- _Required work_: Go through the entries and copy every line that has the string "will" in it.

Stored entries:

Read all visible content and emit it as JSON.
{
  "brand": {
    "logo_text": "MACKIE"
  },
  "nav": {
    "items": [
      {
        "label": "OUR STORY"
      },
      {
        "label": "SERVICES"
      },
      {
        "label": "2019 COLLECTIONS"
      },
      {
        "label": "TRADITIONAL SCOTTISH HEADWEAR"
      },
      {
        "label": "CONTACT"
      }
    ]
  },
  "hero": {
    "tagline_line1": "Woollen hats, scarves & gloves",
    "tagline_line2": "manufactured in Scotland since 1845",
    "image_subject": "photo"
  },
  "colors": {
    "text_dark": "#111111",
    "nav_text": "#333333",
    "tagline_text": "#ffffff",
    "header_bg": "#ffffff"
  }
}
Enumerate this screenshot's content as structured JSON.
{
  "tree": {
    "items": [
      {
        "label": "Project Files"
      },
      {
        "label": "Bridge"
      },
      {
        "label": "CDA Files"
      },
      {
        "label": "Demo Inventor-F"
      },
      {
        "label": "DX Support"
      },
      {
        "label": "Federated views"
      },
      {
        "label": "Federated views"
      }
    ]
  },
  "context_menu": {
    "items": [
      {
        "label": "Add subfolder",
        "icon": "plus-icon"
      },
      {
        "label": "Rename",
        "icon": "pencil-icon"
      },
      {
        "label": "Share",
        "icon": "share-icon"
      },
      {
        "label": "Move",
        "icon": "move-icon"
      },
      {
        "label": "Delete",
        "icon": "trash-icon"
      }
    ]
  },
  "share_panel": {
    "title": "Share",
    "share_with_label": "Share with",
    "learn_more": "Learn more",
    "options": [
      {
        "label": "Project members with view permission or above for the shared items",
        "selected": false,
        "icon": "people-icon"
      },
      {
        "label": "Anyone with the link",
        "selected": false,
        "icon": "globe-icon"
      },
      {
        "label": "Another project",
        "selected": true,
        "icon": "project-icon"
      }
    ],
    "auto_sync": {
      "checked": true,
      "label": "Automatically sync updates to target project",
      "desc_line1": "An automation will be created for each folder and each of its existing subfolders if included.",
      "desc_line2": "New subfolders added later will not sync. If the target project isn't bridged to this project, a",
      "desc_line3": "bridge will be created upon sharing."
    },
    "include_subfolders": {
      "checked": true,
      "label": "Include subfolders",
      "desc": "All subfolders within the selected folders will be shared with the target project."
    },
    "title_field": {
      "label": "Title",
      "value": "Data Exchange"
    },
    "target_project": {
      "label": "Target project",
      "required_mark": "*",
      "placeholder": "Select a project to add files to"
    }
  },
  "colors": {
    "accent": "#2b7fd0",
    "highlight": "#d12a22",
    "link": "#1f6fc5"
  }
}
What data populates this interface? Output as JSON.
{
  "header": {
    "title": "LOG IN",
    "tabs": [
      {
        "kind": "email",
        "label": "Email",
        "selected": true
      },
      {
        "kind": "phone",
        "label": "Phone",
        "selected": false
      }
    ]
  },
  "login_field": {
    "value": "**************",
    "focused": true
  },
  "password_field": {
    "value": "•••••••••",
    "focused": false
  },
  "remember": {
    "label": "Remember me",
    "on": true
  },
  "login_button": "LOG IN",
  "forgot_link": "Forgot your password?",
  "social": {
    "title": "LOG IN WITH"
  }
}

- _Solution to this problem_:
      "desc_line1": "An automation will be created for each folder and each of its existing subfolders if included.",
      "desc_line2": "New subfolders added later will not sync. If the target project isn't bridged to this project, a",
      "desc_line3": "bridge will be created upon sharing."
      "desc": "All subfolders within the selected folders will be shared with the target project."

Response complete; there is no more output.